(Record extracts begins)

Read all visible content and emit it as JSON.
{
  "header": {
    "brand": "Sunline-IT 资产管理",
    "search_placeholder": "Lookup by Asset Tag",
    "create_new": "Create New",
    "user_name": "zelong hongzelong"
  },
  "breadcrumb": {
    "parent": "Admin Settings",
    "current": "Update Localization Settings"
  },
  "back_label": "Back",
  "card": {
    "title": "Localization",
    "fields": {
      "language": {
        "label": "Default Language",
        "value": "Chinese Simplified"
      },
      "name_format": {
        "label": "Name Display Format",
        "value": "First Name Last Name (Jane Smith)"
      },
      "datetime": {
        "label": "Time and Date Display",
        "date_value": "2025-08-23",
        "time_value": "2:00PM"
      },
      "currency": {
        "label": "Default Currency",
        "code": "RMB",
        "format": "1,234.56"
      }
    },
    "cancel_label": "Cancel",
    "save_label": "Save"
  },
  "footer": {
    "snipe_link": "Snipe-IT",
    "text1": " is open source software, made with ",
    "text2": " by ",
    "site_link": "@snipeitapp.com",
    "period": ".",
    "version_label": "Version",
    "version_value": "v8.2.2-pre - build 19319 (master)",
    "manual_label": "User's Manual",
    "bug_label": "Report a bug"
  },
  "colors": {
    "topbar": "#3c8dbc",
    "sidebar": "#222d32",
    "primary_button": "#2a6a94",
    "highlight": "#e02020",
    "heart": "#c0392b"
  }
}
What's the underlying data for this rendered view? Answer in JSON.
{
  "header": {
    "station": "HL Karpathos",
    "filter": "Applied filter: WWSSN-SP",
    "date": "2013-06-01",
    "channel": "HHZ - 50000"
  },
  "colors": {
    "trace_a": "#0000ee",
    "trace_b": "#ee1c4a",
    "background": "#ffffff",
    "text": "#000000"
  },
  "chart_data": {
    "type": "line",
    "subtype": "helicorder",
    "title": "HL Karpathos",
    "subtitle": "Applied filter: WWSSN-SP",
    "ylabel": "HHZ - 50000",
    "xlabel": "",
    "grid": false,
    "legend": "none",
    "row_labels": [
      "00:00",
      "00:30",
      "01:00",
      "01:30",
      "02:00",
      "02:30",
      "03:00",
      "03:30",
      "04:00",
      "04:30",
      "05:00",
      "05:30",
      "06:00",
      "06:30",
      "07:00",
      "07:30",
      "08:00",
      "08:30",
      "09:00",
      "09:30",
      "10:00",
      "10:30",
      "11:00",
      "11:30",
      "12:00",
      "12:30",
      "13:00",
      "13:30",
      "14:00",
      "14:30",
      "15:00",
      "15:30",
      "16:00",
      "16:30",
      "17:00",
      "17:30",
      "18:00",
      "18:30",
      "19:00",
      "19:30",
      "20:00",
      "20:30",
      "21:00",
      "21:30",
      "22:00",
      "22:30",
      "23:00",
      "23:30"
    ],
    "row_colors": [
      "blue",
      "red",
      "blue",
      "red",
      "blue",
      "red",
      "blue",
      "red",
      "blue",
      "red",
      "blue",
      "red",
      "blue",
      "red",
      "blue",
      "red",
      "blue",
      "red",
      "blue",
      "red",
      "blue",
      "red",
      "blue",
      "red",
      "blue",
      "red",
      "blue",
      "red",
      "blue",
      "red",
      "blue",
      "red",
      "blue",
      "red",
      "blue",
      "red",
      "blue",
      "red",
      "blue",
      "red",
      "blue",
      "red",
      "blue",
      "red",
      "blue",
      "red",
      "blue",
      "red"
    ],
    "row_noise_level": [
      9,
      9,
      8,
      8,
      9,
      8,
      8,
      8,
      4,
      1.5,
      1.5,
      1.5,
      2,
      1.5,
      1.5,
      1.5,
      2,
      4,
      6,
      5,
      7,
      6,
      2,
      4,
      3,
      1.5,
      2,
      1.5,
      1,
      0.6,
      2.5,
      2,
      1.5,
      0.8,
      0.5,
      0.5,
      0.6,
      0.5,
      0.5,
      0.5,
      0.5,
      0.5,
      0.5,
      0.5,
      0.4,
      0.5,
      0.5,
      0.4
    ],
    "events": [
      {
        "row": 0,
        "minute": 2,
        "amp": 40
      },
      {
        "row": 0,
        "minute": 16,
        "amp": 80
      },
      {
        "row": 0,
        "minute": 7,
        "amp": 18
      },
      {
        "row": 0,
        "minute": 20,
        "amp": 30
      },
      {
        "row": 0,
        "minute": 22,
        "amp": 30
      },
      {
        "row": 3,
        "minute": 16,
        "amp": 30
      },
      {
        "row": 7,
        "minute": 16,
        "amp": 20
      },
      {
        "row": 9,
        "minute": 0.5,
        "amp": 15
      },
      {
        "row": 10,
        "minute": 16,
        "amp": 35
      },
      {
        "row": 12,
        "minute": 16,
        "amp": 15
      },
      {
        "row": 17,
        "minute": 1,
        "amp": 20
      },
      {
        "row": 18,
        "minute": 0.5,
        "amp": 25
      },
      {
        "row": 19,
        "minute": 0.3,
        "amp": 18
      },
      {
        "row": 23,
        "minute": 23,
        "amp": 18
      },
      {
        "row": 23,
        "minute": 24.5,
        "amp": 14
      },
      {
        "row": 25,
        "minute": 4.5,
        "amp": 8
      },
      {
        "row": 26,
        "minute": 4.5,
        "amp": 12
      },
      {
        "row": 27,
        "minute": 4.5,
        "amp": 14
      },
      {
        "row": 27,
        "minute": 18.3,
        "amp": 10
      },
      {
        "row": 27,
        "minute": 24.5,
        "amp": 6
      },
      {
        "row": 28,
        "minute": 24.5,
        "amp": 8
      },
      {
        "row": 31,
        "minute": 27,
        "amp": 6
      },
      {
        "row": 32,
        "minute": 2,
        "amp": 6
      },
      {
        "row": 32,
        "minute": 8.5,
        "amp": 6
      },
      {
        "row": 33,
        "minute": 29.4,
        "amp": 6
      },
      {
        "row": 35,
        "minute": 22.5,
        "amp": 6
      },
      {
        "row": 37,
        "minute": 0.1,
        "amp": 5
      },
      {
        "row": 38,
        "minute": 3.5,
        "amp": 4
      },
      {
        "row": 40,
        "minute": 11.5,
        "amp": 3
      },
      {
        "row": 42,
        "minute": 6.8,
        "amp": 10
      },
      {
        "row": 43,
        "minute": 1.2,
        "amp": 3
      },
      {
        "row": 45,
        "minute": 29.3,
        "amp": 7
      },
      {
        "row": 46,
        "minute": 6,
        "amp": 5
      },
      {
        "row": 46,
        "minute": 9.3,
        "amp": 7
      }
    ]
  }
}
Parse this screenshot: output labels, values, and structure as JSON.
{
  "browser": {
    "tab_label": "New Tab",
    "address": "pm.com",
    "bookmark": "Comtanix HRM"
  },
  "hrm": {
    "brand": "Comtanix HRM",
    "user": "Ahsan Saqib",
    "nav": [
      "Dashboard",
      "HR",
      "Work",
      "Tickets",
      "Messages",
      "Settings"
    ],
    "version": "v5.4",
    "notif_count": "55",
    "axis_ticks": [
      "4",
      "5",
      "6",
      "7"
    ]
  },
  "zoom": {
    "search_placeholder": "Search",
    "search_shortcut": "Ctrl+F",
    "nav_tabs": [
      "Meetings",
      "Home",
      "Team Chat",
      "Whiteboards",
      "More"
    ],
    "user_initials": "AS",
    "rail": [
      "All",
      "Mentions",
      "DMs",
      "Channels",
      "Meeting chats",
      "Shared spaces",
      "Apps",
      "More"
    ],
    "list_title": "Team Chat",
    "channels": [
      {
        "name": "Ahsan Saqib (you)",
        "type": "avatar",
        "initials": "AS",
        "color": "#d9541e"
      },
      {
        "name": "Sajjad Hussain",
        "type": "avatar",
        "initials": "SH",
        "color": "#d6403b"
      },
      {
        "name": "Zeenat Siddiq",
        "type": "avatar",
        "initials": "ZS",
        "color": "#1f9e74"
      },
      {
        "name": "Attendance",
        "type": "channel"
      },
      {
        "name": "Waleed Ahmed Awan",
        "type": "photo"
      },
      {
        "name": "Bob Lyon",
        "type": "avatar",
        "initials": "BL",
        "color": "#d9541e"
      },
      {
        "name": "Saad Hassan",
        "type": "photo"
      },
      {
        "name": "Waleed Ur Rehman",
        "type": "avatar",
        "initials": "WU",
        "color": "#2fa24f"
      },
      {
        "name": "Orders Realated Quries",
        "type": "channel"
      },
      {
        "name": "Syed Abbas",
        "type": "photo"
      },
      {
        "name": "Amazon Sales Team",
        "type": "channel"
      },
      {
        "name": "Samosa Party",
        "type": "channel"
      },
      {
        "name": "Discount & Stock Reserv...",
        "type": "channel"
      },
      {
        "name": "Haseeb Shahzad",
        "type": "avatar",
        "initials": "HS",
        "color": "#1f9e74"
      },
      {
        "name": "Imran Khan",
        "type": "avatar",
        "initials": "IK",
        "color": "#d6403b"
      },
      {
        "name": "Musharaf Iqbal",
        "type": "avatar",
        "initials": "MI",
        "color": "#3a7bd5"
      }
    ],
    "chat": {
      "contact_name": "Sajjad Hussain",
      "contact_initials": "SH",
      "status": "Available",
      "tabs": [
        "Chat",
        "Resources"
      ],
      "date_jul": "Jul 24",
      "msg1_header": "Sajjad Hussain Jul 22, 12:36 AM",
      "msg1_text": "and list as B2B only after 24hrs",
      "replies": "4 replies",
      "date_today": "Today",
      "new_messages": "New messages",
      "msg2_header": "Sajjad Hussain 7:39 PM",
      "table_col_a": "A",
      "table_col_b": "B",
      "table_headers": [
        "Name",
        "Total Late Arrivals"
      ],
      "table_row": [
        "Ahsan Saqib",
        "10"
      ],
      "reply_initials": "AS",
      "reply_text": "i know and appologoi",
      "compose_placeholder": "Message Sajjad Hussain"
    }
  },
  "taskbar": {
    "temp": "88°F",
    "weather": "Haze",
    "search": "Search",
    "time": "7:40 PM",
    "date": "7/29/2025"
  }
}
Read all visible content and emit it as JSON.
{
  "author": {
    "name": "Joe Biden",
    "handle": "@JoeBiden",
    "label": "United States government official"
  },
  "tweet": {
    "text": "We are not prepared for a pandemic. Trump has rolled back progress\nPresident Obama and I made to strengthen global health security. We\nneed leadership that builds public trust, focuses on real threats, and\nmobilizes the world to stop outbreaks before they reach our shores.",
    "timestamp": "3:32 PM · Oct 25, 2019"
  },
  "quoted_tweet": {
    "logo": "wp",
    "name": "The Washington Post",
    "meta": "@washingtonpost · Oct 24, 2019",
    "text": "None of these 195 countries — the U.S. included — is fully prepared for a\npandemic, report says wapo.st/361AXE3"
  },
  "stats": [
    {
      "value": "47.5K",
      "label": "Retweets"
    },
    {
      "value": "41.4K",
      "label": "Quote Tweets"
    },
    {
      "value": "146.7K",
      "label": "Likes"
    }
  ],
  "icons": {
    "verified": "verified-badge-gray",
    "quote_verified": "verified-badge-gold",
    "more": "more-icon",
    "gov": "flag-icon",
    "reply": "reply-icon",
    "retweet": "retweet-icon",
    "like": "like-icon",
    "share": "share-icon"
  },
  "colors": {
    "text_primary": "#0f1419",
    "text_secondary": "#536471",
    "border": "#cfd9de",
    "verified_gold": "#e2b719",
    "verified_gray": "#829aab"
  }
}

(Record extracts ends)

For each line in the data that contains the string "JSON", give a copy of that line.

Answer for this exercise:
Read all visible content and emit it as JSON.
What's the underlying data for this rendered view? Answer in JSON.
Parse this screenshot: output labels, values, and structure as JSON.
Read all visible content and emit it as JSON.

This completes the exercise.